In the statement he warned the national and international media “to be cautious in their reporting about the negotiations as they have a responsibility not to interfere with the dialogue.” Before that, Micheletti clearly left his options open: “Today, the negotiating teams began discussing the most difficult issue in the negotiations—the possible reinstatement or not of former President Zelaya within the rule of law and in line with our Constitution.” (Which by the way was broken when the military sent him packing out of the country on June 28, but I guess that doesn’t matter.)
We probably all should have taken the optimism with a grain of salt. In large part because by their own admission the negotiators were saying that they had resolved everything except the status of ousted President Manuel Zelaya. Saying that you’re 90 percent there but having not resolved the critical and most polarizing issue of the crisis is akin to saying you’ve solved global warming except that messiness about countries controlling carbon emissions.
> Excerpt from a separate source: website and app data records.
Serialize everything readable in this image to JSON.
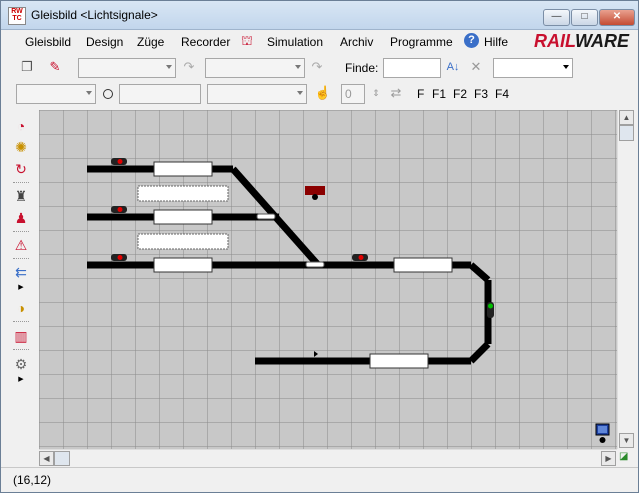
{
  "window": {
    "title": "Gleisbild <Lichtsignale>",
    "controls": {
      "minimize": "—",
      "maximize": "□",
      "close": "✕"
    }
  },
  "menu": {
    "items": [
      "Gleisbild",
      "Design",
      "Züge",
      "Recorder",
      "Simulation",
      "Archiv",
      "Programme",
      "Hilfe"
    ],
    "brand_red": "RAIL",
    "brand_dark": "WARE"
  },
  "toolbar1": {
    "find_label": "Finde:",
    "find_value": ""
  },
  "toolbar2": {
    "counter_value": "0",
    "function_keys": [
      "F",
      "F1",
      "F2",
      "F3",
      "F4"
    ]
  },
  "status": {
    "coords": "(16,12)"
  },
  "colors": {
    "accent": "#c8102e",
    "track": "#000000",
    "grid_bg": "#c8c8c8",
    "grid_line": "#8a8a8a",
    "signal_red": "#e00000",
    "signal_green": "#00c000",
    "occupied": "#8b0000"
  },
  "left_toolbar_icons": [
    "route-icon",
    "gear-train-icon",
    "refresh-icon",
    "locomotive-icon",
    "signal-person-icon",
    "crossing-icon",
    "arrow-stack-icon",
    "circle-tools-icon",
    "graph-icon",
    "cog-icon"
  ],
  "layout": {
    "track_label_boxes": 6
  }
}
You can’t get a resolution without it, and yet it’s the major sticking point.
From the Americas Society/Council of the Americas. AS/COA Online's news brief examines the major—as well as some of the overlooked—events and stories occurring across the Americas. Check back every Wednesday for the weekly roundup.
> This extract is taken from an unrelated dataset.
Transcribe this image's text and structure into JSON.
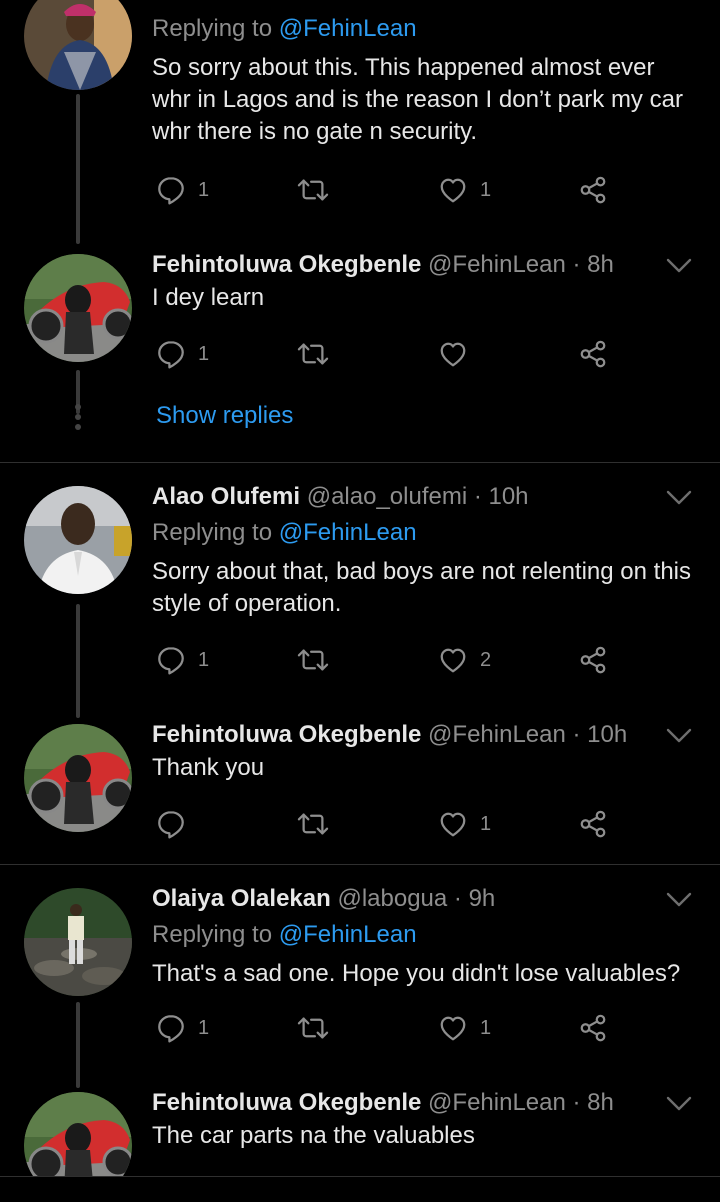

Calderón Undertakes Housecleaning
Mexico’s President Felipe Calderón announced that his government plans to close down the secretariats of tourism, agrarian reform, and public service in an austerity measure that could save hundreds of millions of dollars. The three agencies will be absorbed into others. The move followed a cabinet reshuffling that involved replacing the attorney general, the head of state oil firm Pemex, and the secretary of agriculture. An Associated Press report suggests Calderón’s decision to replace Attorney General Medina-Mora with Arturo Chávez represents a choice to go with a stronger approach toward fighting drug cartels. However, women’s rights groups have protested the choice, saying Chávez did little while attorney general in the border state of Chihuahua to resolve the disappearances of hundreds of women in Ciudad Juarez. Chávez must gain confirmation from the Mexican Senate.
Although President Manuel “Mel” Zelaya prefers to wear a white hat, there are no men in white hats in the escalating situation in
As I wrote here earlier, de facto President Micheletti’s refusal to accept President Arias' San José Accord was a serious mistake. The stumbling block was the provision to allow President Zelaya to return to
The intransigence led to the breakdown in the talks and drove Zelaya—never a cool head to begin with—out of a sensible, moderate process and back into the arms of Presidents Chávez of Venezuela and Daniel Ortega of